Ian Bourland

  • picks October 22, 2009

    T. V. Santhosh

    Jean Baudrillard wrote three articles between January and March of 1991, arguing that the first Gulf War “did not take place.” He noted that the new era of war fighting—its prosecution and our perceptions of it—was so entangled with information and communication technology that our fight was in many respects virtual, one in which images rather than events became the “real.” In the subsequent two decades, we began to see more and more conflicts around the globe (from Rwanda to Afghanistan) beamed into our homes, omnipresent but diluted in their sanitized persistence.
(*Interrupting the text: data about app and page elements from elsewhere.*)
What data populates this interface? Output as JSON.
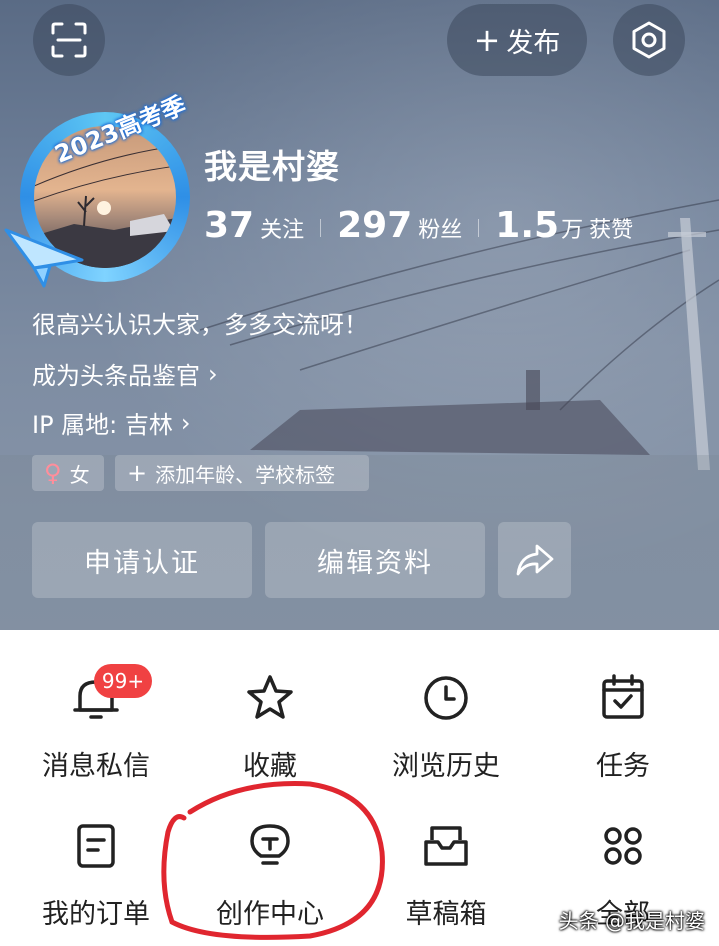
{
  "header": {
    "scan_icon": "scan-icon",
    "publish_label": "发布",
    "settings_icon": "settings-icon"
  },
  "profile": {
    "avatar_badge": "2023高考季",
    "username": "我是村婆",
    "stats": [
      {
        "value": "37",
        "unit": "",
        "label": "关注"
      },
      {
        "value": "297",
        "unit": "",
        "label": "粉丝"
      },
      {
        "value": "1.5",
        "unit": "万",
        "label": "获赞"
      }
    ],
    "bio": "很高兴认识大家，多多交流呀！",
    "appraiser_link": "成为头条品鉴官",
    "ip_location": "IP 属地: 吉林",
    "tags": {
      "gender": "女",
      "add_tags": "添加年龄、学校标签"
    },
    "buttons": {
      "verify": "申请认证",
      "edit": "编辑资料",
      "share_icon": "share-icon"
    }
  },
  "menu": {
    "items": [
      {
        "label": "消息私信",
        "icon": "bell-icon",
        "badge": "99+"
      },
      {
        "label": "收藏",
        "icon": "star-icon"
      },
      {
        "label": "浏览历史",
        "icon": "clock-icon"
      },
      {
        "label": "任务",
        "icon": "calendar-check-icon"
      },
      {
        "label": "我的订单",
        "icon": "order-list-icon"
      },
      {
        "label": "创作中心",
        "icon": "lightbulb-icon"
      },
      {
        "label": "草稿箱",
        "icon": "inbox-icon"
      },
      {
        "label": "全部",
        "icon": "grid-icon"
      }
    ]
  },
  "watermark": "头条 @我是村婆",
  "colors": {
    "badge_red": "#f04142",
    "annotation_red": "#e0262f",
    "female_pink": "#ff8e9b"
  }
}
In his current exhibition,

  • picks October 06, 2009

    Allan Sekula

    In “Polonia and Other Fables,” photographer Allan Sekula documents Polonia, the diasporic zone of expatriated Poles—an “imagined community,” in Sekula’s words—in which he immersed himself during the past three years. The forty pictures in the exhibition, a joint commission of Chicago’s Renaissance Society and the Zacheta National Gallery in Warsaw, plumb the links between the two cities—migration, hibernal light, hardscrabble working-class conditions—through a mosaic of fragments.

    “Polonia” finds Sekula modulating fluidly between street photography, aerial surveillance, and hagiographic portraiture,

  • picks October 05, 2009

    Chris Ofili

    British painter Chris Ofili is known for his chromatically bold and texturally dense pictures of lovers, spirits, and monkeys, which are usually supported by spheres of elephant dung. Ofili’s recent works, however, have moved beyond his familiar pop-cultural pastiche and base materiality. “Afro Margin,” a suite of eight pencil drawings made between 2004 and 2007, marks this transition and reveals an unexpected delicacy and rigor in his process.

    Ofili began each drawing with the same bounding principle, an organic yet rigid colonnade of the “Afro heads” that appear as aboriginal constellations in

  • picks September 28, 2009

    “The Austerity Cookbook”

    Given recent emphasis on immersive and site-specific installation, it is easy to write off many new works as gimmicky. Nonetheless, “The Austerity Cookbook,” at Minneapolis’s Soap Factory, uses these conceits to stirring effect. The space, a sort of steampunk fun house, is in many ways the star of the show.

    The Soap Factory’s massive volumes retain the patina of age and provide airy tableaux for incipient practices. The exhibition began with an invitation to emerging artists to arrive with a receptiveness to the raw and unheated environment. As a result, the finished pieces do not feel grafted